Those nasty little buggers actually “feed on the bodies of honeybees” while the bees are still alive, he said.

And the mites carry viruses that can cause devastating disease outbreaks in beehives.

However, over time, bees are adapting and learn to fight back.

“They (bees) don’t have really sharp mandibles, but they have mandibles that can crush the mites, and then they can throw them out of the hive, Schell said.

Watch on YouTube

Japanese Bees Battle Back

Bees and Asian hornets are enemies going way back. Hornets will go on raids, seeking bee flesh and honey. They’ll catch bees in mid-air near their hives, killing them by decapitation, or ripping them limb-from-limb.

Bees in places like Japan are adapted to it and have developed some nasty tactics of their own.

When a giant hornet scout shows up at the entrance of a beehive, the bees will be nonchalant and try to lure the hornet inside.

Once the hornet’s inside, the bees go on the offensive. They swarm the hornet, and then start shivering, just as they do to stay warm during the winter.

“Just like our muscles do, a bee’s flight muscles produce heat when they shiver,” Schell said.

It’s a simple tactic, but brutally effective. Because bees’ heat tolerance is about 2 degrees higher than that of hornets, the bees end up literally roasting their enemies alive.

Hornets Hit Hard In Europe, U.S.

The problem for bees is that, thanks to human commerce, giant Asian hornets are showing up in places where bees aren’t adapted to them, places where bees don’t yet know the time-honored Japanese bee battle tactics.

The hornets have taken a terrible toll on bees in Europe. And they’ve also shown up in some U.S. states, such as Georgia.

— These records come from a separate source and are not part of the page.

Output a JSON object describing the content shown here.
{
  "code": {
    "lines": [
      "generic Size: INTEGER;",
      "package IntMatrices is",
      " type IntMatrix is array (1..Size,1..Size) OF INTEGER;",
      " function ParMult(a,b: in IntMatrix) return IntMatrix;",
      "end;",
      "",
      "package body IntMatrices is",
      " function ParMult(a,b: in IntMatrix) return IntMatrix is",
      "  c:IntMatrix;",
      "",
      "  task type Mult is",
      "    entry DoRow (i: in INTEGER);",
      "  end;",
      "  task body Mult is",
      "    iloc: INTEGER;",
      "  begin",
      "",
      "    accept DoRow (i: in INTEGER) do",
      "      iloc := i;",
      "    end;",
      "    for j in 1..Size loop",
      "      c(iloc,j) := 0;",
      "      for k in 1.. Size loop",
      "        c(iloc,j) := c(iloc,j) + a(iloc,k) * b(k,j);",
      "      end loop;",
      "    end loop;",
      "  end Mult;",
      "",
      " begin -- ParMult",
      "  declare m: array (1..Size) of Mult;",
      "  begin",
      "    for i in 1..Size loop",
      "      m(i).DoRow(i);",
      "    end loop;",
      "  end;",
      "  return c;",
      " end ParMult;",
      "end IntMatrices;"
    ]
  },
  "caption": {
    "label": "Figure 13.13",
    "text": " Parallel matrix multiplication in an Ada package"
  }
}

One particularly huge variety, the dreaded Japanese “murder hornets,” have gained a foothold in the Pacific Northwest.

But it’s just too dry and cold in Wyoming for those hornet species to migrate and set up colonies here, Schell said.

Meanwhile, the European bees are learning to fight back on their own in the wild. Or, in some cases bred and conditioned by beekeepers to adopt defensive mechanisms like the swarm-shiver-and-roast tactic.

One European wild species, the buff-tailed bubble bee, has come up with a creative tactic, according to researcher’s reports. When attacked by hornets in mid-air, the bumblebees will just stop their wings and drop like stones to the ground.

And once they’re on the ground, the bumblebees flop onto their backs, stinger up – making it all but impossible for the hornets to kill them.

‘Hygienic’ Habits

When it comes to mites invading hives in Wyoming, there was some hope placed in insecticides that “hopefully, don’t kill the bees, but that will kill the mites,” Schell said.

The problem with that approach is the mites can also develop resistance to insecticides.

A better answer seems to be conditioning bees to “hygienic behavior,” he said.

Briefly put, if a new, invasive species like the Varroa mites show up, the bees might not recognize it as a threat. So, the trick is to get the bees to see the mites as a deadly threat, and clean their hives of the parasites.

“With insects their intelligence is basically like programing,” Schell said, so bees can be programed, so to speak, to react to the unfamiliar mite species as a threat.

“It’s an ongoing problem, and we’ll probably never get rid of them (the mites), but we can select the honey bees that have the behaviors that can help them control he mites,” he said.

For now, things are looking better for Wyoming’s bees, he added. Like every other creature that lives here, they’re tough and adaptable.

“That’s the thing about them, they’re able to cope with a lot of environmental stresses,” Schell said.

After luring a giant hornet into their hive, bees swarm it, then agitate so fast they raise the temperature in the hive and roast the hornet alive.
After luring a giant hornet into their hive, bees swarm it, then agitate so fast they raise the temperature in the hive and roast the hornet alive. (BBC Earth via YouTube)

Mark Heinz can be reached at mark@cowboystatedaily.com.

Share this article

Authors

MH

Mark Heinz

Outdoors Reporter